Russian Artist Creates Venus de Milo from Scraps of Ads

PHOTO by zoomstreetart / Instagram
An unusual incarnation of the ancient goddess appeared on a façade in central Moscow

Zoom, an anonymous Moscow street artist, uploaded a picture of his new creation to his Instagram account – an image of Venus de Milo, assembled out scraps of advertisements.

The artwork, which Zoom called “Venus de Mosca” (“Venus of Moscow”), appeared on the wall of a building in the Bolshoi Palashevsky Lane. According to the artist, the object was not created directly on the wall, but was first prepared in the workshop.

“Each cluster had to be prepared separately and only then glued to the wall,” the artist commented.

Venus 2

Zoom calls his genre a “street art without vandalism” as he tries to use not only traditional stencils and spray cans for self-expression, but also printed posters, painter’s tape and even out-of-use audio cassettes.

Venus 3

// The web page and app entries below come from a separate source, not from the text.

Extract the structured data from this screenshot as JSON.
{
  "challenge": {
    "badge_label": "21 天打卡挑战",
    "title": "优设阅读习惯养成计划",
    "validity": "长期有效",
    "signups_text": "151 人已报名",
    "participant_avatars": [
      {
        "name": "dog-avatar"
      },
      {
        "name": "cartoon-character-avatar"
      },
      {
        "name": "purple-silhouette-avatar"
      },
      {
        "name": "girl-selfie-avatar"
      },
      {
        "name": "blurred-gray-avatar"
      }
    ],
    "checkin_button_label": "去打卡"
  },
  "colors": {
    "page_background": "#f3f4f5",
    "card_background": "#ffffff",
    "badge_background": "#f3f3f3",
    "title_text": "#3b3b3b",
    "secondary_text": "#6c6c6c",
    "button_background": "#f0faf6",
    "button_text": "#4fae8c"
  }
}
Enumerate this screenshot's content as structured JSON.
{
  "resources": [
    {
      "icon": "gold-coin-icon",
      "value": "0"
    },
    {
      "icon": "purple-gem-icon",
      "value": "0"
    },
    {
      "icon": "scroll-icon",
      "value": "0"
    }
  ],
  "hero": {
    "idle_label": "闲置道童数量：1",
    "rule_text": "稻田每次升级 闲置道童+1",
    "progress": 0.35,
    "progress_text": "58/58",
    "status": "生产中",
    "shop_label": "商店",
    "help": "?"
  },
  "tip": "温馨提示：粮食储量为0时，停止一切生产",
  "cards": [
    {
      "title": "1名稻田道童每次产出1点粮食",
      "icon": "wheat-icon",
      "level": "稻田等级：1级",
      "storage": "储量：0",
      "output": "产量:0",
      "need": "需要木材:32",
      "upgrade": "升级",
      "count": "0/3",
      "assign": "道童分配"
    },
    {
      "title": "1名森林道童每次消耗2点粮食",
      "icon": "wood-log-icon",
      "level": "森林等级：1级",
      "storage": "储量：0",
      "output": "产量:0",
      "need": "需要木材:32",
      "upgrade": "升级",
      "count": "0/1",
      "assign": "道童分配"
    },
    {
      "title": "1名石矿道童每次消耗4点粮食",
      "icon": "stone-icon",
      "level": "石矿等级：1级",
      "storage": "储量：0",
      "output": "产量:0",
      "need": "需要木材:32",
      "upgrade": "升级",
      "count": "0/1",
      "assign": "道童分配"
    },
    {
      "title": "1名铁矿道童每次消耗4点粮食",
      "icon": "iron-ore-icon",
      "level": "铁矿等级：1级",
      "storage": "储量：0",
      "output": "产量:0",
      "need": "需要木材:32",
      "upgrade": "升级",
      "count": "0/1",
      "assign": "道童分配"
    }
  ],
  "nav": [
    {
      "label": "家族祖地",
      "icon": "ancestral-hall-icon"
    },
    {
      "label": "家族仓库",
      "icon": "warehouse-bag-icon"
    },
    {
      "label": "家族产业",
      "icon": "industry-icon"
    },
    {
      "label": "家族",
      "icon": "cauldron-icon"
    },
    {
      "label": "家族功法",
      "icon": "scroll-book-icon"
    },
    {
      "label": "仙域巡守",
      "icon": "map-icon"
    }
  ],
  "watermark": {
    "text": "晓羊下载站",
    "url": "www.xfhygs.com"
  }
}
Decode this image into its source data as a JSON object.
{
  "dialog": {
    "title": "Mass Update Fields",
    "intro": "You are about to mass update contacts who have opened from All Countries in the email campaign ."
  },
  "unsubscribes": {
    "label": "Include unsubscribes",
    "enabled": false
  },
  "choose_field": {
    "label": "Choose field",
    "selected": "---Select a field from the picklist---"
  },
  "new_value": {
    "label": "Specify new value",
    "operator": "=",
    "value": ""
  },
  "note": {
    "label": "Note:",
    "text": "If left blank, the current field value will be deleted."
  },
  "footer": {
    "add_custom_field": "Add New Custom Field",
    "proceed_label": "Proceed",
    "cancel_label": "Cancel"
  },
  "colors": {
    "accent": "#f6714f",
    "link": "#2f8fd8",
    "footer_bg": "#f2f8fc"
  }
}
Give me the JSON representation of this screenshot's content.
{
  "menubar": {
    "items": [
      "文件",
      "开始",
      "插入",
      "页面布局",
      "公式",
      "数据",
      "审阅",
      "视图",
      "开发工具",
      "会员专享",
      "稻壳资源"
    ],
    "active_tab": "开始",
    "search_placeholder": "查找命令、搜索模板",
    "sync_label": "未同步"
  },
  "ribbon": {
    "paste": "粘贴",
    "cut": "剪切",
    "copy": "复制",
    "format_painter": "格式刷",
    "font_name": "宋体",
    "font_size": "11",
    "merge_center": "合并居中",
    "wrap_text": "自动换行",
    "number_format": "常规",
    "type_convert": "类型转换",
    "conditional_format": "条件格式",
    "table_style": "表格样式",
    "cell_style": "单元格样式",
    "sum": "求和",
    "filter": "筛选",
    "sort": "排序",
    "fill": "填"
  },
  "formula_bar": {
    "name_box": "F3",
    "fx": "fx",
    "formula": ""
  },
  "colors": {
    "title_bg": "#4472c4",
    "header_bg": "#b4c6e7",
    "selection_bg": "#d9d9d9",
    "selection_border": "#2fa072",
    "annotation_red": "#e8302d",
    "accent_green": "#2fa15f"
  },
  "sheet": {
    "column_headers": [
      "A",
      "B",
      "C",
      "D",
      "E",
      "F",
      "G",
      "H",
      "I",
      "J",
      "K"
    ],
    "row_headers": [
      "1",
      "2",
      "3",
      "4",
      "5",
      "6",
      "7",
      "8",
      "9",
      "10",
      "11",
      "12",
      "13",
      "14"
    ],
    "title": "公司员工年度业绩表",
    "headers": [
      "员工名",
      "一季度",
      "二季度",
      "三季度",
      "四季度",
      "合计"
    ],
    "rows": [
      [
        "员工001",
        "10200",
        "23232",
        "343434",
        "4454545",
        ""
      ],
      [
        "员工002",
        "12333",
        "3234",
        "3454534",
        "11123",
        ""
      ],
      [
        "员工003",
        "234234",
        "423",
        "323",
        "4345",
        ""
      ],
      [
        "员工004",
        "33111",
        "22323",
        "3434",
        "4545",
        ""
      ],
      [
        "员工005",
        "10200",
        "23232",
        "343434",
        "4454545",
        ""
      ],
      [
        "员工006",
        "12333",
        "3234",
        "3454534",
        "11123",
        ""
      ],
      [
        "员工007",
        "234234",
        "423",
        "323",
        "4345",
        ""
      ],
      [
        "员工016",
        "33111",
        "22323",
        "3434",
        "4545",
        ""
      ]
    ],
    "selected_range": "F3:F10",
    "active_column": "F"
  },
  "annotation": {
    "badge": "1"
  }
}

“I have no illusions about the level of my work. Zoom is interesting only against the backdrop of a dreary cemetery which Moscow represents in terms of street art. Of course, I am pleased when I am called an artist, but honestly, what kind of artist am I? Egon Schiele or Van Gogh are artists, but my goals are different. I'm just a figure of pop culture, a street designer. I'm not pushing anything out of myself, I just enjoy it,” the artist told the Afisha.Daily online magazine in an interview last year.